Leslie Campbell, director of the National Democratic Institute's programs in the Middle East and North Africa, told CNN there has been "no change at all - nothing returned."
Campbell says there have been "mixed signals" from the Egyptian government about whether the group's offices can be used, "but we are being cautious until there is a definitive statement from the government."
The National Democratic Institute, headquartered in Washington, works to "establish and strengthen democratic institutions and practices" around the world, according to its website.
Another U.S. NGO targeted in the raids, the International Republican Institute, told CNN that promises to the U.S. ambassador that the offices would be re-opened and possessions returned have not been kept.
Speaking by phone from Cairo, IRI President Lorne Craner said his group was promised on Friday that their material would be returned, but that hasn't happened.
"The agreement that we understood to have been made last Friday has not been undertaken and, in fact, we're being told there will be an investigation of us," he said. "Today (Wednesday) we had an Egyptian citizen and a U.S. citizen from our staff called in by the police, by the prosecutors, for questioning."
The International Republican Institute also works to promote democracy and aid democracy activists, according to its website.

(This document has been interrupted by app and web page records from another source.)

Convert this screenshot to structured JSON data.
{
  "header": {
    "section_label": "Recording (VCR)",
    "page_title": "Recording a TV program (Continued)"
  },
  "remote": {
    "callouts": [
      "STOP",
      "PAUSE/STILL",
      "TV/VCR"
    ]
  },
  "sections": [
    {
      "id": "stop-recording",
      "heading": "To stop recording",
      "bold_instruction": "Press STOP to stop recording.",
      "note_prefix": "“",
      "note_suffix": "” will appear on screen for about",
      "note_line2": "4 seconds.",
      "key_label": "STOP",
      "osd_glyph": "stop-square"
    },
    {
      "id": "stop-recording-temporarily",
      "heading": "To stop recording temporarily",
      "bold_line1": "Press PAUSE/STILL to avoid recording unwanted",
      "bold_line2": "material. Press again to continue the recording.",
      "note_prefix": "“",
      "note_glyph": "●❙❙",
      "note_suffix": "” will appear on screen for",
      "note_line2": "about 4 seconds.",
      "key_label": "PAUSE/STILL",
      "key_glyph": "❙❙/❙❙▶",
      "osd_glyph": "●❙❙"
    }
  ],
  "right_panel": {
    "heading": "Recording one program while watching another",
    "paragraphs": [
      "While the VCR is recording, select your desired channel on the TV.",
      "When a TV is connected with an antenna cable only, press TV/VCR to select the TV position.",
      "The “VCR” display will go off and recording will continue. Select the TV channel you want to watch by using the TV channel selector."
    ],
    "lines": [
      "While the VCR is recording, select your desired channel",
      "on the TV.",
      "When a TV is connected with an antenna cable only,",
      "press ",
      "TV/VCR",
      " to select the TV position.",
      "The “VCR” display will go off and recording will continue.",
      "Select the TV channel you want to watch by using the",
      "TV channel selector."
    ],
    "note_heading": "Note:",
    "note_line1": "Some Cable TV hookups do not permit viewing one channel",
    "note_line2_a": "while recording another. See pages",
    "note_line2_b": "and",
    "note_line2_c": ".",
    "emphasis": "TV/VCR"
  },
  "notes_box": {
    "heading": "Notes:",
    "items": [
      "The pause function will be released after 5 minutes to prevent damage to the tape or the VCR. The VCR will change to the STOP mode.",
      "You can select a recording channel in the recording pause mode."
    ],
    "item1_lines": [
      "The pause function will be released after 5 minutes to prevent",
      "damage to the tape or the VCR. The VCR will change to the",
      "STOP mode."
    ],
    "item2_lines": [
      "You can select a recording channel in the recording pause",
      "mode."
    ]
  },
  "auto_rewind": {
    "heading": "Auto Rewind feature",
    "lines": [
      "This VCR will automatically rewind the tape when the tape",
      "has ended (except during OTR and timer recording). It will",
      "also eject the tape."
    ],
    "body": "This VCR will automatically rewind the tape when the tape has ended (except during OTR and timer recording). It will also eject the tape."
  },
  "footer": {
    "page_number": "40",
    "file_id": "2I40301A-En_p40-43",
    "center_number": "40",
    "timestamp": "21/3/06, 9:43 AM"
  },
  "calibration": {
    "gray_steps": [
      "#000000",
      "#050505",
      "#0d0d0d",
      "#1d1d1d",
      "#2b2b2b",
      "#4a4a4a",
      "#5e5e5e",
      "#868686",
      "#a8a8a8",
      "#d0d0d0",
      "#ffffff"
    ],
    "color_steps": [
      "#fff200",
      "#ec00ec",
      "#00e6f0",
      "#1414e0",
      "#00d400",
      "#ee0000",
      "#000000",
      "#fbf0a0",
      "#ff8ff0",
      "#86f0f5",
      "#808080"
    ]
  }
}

Craner said Egypt's minister of international cooperation - a holdover from former President Hosni Mubarak's administration - and the minister of justice held a hastily-announced news conference in Cairo Sunday and accused the NGOs of various activities such as giving money to Egyptian political parties. The ministers said their would be an investigation of their activities.
Both groups deny the charges.
"We are being accused of things we've never done, we are told we have operated without registration and that is true because we filed our registration papers five and a half years ago. We were told the papers are complete and we're still waiting," Craner said.
Even during the Mubarak period, he said, "people knew what we were doing. They allowed us to operate. Under this new period, which is supposedly post-revolutionary, democratic Egypt, our offices get raided and my people get pulled in and material gets taken away."
Sources close to international NGOs told CNN they believe there may be a split in the Egyptian leadership and that it's possible the highest levels of the military government did not know about the raids in advance.
The raids could jeopardize aid to Egypt, which receives $1.3 billion yearly of U.S. taxpayer money. Some of those sources said the NGOs are being contacted by members of the U.S. Congress who support their work, asking how they can help.
"We've operated for 30 years everywhere from (dictator Augusto) Pinochet's Chile to Nicaragua, to the Soviet Union when it was the Soviet Union, to Central Europe, to Indonesia under Suharto. We work in China, Belarus. This has never, ever happened in 30 years where we get our offices raided. And Egypt is supposed to be an American friend," Craner said.